The project, which will establish an arts district in downtown Carrboro, will still move forward.
Former Carrboro ArtsCenter executive director Art Menius, who works on the district’s planning team, said the NEA saw four to five times as many requests for funding than was available — making communities with an existing, budding arts economy like Carrboro a low priority.
The eight-person planning team applied for a $75,000 grant to be matched by the Town of Carrboro.
“We did pretty much all the right things, but there just wasn’t enough money to fund our project,” Menius said.
After two years of planning, the team hopes to present a final recommendation for the district to the Board of Aldermen by the end of this year, completing the first phase of the project.
“The Board of Aldermen will use the report to make a decision on whether or not to move forward on creating an art district in downtown Carrboro,” Menius said.
If they move forward with the plan, the Board of Aldermen will decide whether to fund the project themselves or to apply for the Our Town grant again.
With the goal of inspiring arts-related development, the district would extend from West Rosemary Street to Jones Ferry Road in Carrboro’s downtown, where a number of arts businesses already sit.

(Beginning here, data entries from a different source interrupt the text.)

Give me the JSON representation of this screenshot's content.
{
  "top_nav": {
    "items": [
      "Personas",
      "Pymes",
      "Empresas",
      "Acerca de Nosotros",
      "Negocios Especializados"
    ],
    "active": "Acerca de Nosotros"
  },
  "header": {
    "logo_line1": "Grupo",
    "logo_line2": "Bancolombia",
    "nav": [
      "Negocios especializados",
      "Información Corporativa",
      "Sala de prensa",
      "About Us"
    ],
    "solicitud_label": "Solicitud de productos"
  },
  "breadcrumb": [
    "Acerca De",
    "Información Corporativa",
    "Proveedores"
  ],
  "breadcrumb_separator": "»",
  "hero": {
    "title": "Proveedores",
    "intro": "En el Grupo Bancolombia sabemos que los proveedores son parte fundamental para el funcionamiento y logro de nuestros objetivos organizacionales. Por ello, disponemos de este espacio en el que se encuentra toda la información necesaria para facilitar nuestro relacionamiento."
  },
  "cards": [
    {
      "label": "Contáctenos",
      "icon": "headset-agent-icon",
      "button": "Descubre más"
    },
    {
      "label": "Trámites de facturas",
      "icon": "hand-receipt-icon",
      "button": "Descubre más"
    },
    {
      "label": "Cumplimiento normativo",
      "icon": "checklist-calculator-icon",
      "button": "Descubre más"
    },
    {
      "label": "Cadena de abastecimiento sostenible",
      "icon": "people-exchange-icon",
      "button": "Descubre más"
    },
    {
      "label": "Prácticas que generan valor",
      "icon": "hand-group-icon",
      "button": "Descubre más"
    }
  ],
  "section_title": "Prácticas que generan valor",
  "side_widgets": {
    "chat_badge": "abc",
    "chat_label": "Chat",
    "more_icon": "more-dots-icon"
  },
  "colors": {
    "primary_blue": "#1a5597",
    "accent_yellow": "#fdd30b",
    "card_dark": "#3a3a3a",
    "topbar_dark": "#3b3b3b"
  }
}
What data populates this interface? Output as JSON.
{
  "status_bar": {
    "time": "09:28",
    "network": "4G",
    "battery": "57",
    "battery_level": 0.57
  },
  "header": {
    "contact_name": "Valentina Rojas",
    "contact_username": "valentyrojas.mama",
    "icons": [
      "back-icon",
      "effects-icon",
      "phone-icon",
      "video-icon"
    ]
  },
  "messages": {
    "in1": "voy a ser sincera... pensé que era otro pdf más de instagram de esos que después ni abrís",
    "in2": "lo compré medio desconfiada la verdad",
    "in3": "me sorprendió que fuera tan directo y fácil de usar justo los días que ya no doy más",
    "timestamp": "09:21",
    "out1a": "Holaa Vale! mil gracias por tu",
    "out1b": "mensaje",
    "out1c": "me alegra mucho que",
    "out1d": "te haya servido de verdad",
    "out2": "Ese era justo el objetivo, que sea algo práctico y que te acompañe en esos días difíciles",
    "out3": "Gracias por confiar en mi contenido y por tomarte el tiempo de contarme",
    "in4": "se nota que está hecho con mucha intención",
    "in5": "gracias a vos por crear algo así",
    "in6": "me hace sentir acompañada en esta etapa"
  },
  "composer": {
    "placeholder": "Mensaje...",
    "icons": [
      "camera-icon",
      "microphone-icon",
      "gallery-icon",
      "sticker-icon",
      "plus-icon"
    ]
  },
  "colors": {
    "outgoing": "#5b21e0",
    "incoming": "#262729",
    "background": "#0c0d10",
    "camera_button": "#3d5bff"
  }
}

And Carrboro Recreation and Parks director Anita Jones-McNair said the lack of NEA funds won’t deter their plans for a district. She said the money was going to help complete a detailed report about the project with new data and mapping — but that report is still possible.
“We’re very creative. We can figure things out,” she said.
Carrboro town manager David Andrews said as an alternative, planning team will instead be turning to UNC for assistance. This semester, professor Richard Andrews will be leading a group of public policy students in investigating the affordability of work spaces, cultural diversity, economic development, access to transportation and availability of performance and production spaces for the district project.
“We think that the students from UNC would be a good group of folks to shepherd this (project) through the process at this point, particularly given that we did not get the NEA funding,” Andrews said.
Andrews said the decision to partner with a capstone course to expedite planning wasn’t in the works until after the team learned they would not be receiving the grant.
“We always knew that there were creative folks over there who could help us through it, but I think that it seems like the best alternative given where we are with the NEA funding,” he said.
Jones-McNair said the team will meet on Aug. 25 to further discuss the next steps for the project, and they will present an update to the Board of Aldermen in early September.
“We feel really good about the project and what we’re trying to determine,” she said.